App and web page records:
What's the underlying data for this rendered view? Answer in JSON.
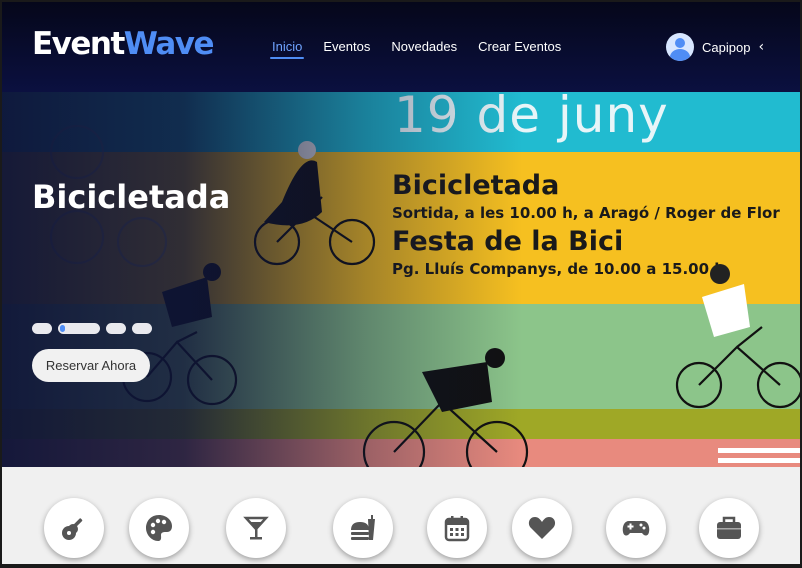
{
  "brand": {
    "name_part1": "Event",
    "name_part2": "Wave",
    "accent": "#4f8df5"
  },
  "nav": {
    "items": [
      {
        "label": "Inicio",
        "active": true
      },
      {
        "label": "Eventos",
        "active": false
      },
      {
        "label": "Novedades",
        "active": false
      },
      {
        "label": "Crear Eventos",
        "active": false
      }
    ]
  },
  "user": {
    "name": "Capipop",
    "avatar_icon": "user-avatar-icon",
    "toggle_icon": "chevron-left-icon"
  },
  "hero": {
    "title": "Bicicletada",
    "poster": {
      "date": "19 de juny",
      "line1": "Bicicletada",
      "line2": "Sortida, a les 10.00 h, a Aragó / Roger de Flor",
      "line3": "Festa de la Bici",
      "line4": "Pg. Lluís Companys, de 10.00 a 15.00 h"
    },
    "slides": 4,
    "active_slide": 2,
    "cta_label": "Reservar Ahora",
    "band_colors": [
      "#21bbd0",
      "#f6c020",
      "#8cc58a",
      "#9fa826",
      "#e88a7e"
    ]
  },
  "categories": [
    {
      "icon": "guitar-icon"
    },
    {
      "icon": "palette-icon"
    },
    {
      "icon": "cocktail-icon"
    },
    {
      "icon": "fast-food-icon"
    },
    {
      "icon": "calendar-icon"
    },
    {
      "icon": "heart-icon"
    },
    {
      "icon": "gamepad-icon"
    },
    {
      "icon": "briefcase-icon"
    }
  ]
}
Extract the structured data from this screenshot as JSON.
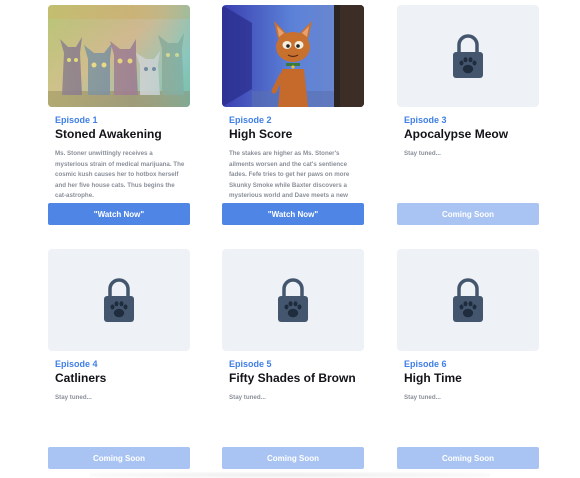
{
  "episodes": [
    {
      "label": "Episode 1",
      "title": "Stoned Awakening",
      "description": "Ms. Stoner unwittingly receives a mysterious strain of medical marijuana. The cosmic kush causes her to hotbox herself and her five house cats. Thus begins the cat-astrophe.",
      "button": "\"Watch Now\"",
      "thumbnail": "cats-scene"
    },
    {
      "label": "Episode 2",
      "title": "High Score",
      "description": "The stakes are higher as Ms. Stoner's ailments worsen and the cat's sentience fades. Fefe tries to get her paws on more Skunky Smoke while Baxter discovers a mysterious world and Dave meets a new friend.",
      "button": "\"Watch Now\"",
      "thumbnail": "cat-hallway"
    },
    {
      "label": "Episode 3",
      "title": "Apocalypse Meow",
      "description": "Stay tuned...",
      "button": "Coming Soon",
      "thumbnail": "lock-paw-icon"
    },
    {
      "label": "Episode 4",
      "title": "Catliners",
      "description": "Stay tuned...",
      "button": "Coming Soon",
      "thumbnail": "lock-paw-icon"
    },
    {
      "label": "Episode 5",
      "title": "Fifty Shades of Brown",
      "description": "Stay tuned...",
      "button": "Coming Soon",
      "thumbnail": "lock-paw-icon"
    },
    {
      "label": "Episode 6",
      "title": "High Time",
      "description": "Stay tuned...",
      "button": "Coming Soon",
      "thumbnail": "lock-paw-icon"
    }
  ],
  "colors": {
    "accent": "#3f7fe6",
    "watch_button": "#4f86e6",
    "coming_soon_button": "#a9c4f2",
    "lock": "#44566e"
  }
}
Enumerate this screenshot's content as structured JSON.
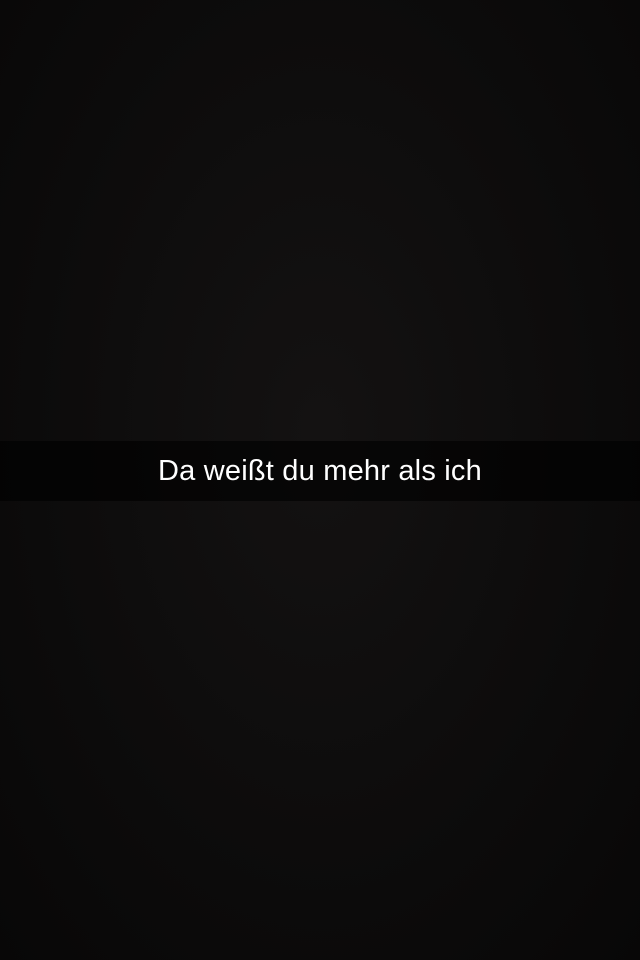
{
  "caption": {
    "text": "Da weißt du mehr als ich"
  }
}
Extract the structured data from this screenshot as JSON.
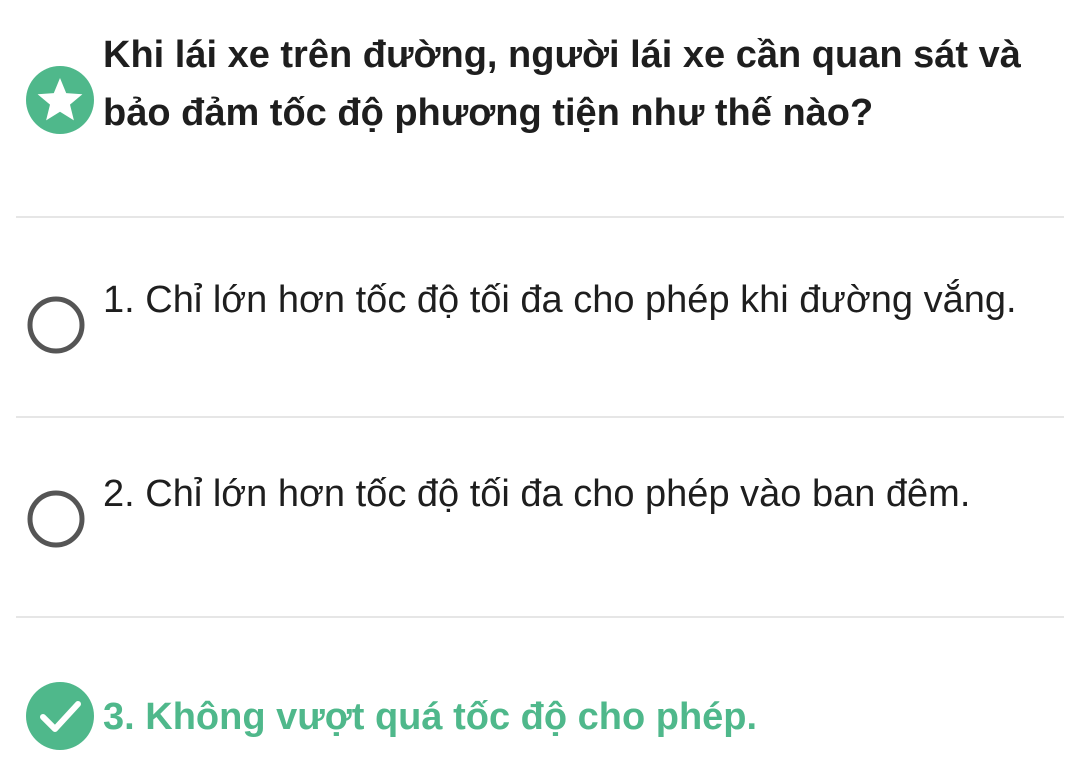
{
  "colors": {
    "accent_green": "#4fb88b",
    "text_dark": "#1e1e1e",
    "radio_gray": "#555555",
    "divider": "#e6e6e6"
  },
  "question": {
    "icon": "star-icon",
    "text": "Khi lái xe trên đường, người lái xe cần quan sát và bảo đảm tốc độ phương tiện như thế nào?"
  },
  "options": [
    {
      "text": "1. Chỉ lớn hơn tốc độ tối đa cho phép khi đường vắng.",
      "state": "unselected",
      "icon": "radio-empty-icon"
    },
    {
      "text": "2. Chỉ lớn hơn tốc độ tối đa cho phép vào ban đêm.",
      "state": "unselected",
      "icon": "radio-empty-icon"
    },
    {
      "text": "3. Không vượt quá tốc độ cho phép.",
      "state": "correct",
      "icon": "check-circle-icon"
    }
  ]
}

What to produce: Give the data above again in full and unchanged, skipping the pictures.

Your response:
What's the underlying data for this rendered view? Answer in JSON.
{
  "brand": {
    "name_part1": "Event",
    "name_part2": "Wave",
    "accent": "#4f8df5"
  },
  "nav": {
    "items": [
      {
        "label": "Inicio",
        "active": true
      },
      {
        "label": "Eventos",
        "active": false
      },
      {
        "label": "Novedades",
        "active": false
      },
      {
        "label": "Crear Eventos",
        "active": false
      }
    ]
  },
  "user": {
    "name": "Capipop",
    "avatar_icon": "user-avatar-icon",
    "toggle_icon": "chevron-left-icon"
  },
  "hero": {
    "title": "Bicicletada",
    "poster": {
      "date": "19 de juny",
      "line1": "Bicicletada",
      "line2": "Sortida, a les 10.00 h, a Aragó / Roger de Flor",
      "line3": "Festa de la Bici",
      "line4": "Pg. Lluís Companys, de 10.00 a 15.00 h"
    },
    "slides": 4,
    "active_slide": 2,
    "cta_label": "Reservar Ahora",
    "band_colors": [
      "#21bbd0",
      "#f6c020",
      "#8cc58a",
      "#9fa826",
      "#e88a7e"
    ]
  },
  "categories": [
    {
      "icon": "guitar-icon"
    },
    {
      "icon": "palette-icon"
    },
    {
      "icon": "cocktail-icon"
    },
    {
      "icon": "fast-food-icon"
    },
    {
      "icon": "calendar-icon"
    },
    {
      "icon": "heart-icon"
    },
    {
      "icon": "gamepad-icon"
    },
    {
      "icon": "briefcase-icon"
    }
  ]
}
Extract the structured data from this screenshot as JSON.
{
  "episodes": [
    {
      "label": "Episode 1",
      "title": "Stoned Awakening",
      "description": "Ms. Stoner unwittingly receives a mysterious strain of medical marijuana. The cosmic kush causes her to hotbox herself and her five house cats. Thus begins the cat-astrophe.",
      "button": "\"Watch Now\"",
      "thumbnail": "cats-scene"
    },
    {
      "label": "Episode 2",
      "title": "High Score",
      "description": "The stakes are higher as Ms. Stoner's ailments worsen and the cat's sentience fades. Fefe tries to get her paws on more Skunky Smoke while Baxter discovers a mysterious world and Dave meets a new friend.",
      "button": "\"Watch Now\"",
      "thumbnail": "cat-hallway"
    },
    {
      "label": "Episode 3",
      "title": "Apocalypse Meow",
      "description": "Stay tuned...",
      "button": "Coming Soon",
      "thumbnail": "lock-paw-icon"
    },
    {
      "label": "Episode 4",
      "title": "Catliners",
      "description": "Stay tuned...",
      "button": "Coming Soon",
      "thumbnail": "lock-paw-icon"
    },
    {
      "label": "Episode 5",
      "title": "Fifty Shades of Brown",
      "description": "Stay tuned...",
      "button": "Coming Soon",
      "thumbnail": "lock-paw-icon"
    },
    {
      "label": "Episode 6",
      "title": "High Time",
      "description": "Stay tuned...",
      "button": "Coming Soon",
      "thumbnail": "lock-paw-icon"
    }
  ],
  "colors": {
    "accent": "#3f7fe6",
    "watch_button": "#4f86e6",
    "coming_soon_button": "#a9c4f2",
    "lock": "#44566e"
  }
}
Enumerate this screenshot's content as structured JSON.
{
  "caption": {
    "text": "Da weißt du mehr als ich"
  }
}
Extract the structured data from this screenshot as JSON.
{
  "colors": {
    "accent_green": "#4fb88b",
    "text_dark": "#1e1e1e",
    "radio_gray": "#555555",
    "divider": "#e6e6e6"
  },
  "question": {
    "icon": "star-icon",
    "text": "Khi lái xe trên đường, người lái xe cần quan sát và bảo đảm tốc độ phương tiện như thế nào?"
  },
  "options": [
    {
      "text": "1. Chỉ lớn hơn tốc độ tối đa cho phép khi đường vắng.",
      "state": "unselected",
      "icon": "radio-empty-icon"
    },
    {
      "text": "2. Chỉ lớn hơn tốc độ tối đa cho phép vào ban đêm.",
      "state": "unselected",
      "icon": "radio-empty-icon"
    },
    {
      "text": "3. Không vượt quá tốc độ cho phép.",
      "state": "correct",
      "icon": "check-circle-icon"
    }
  ]
}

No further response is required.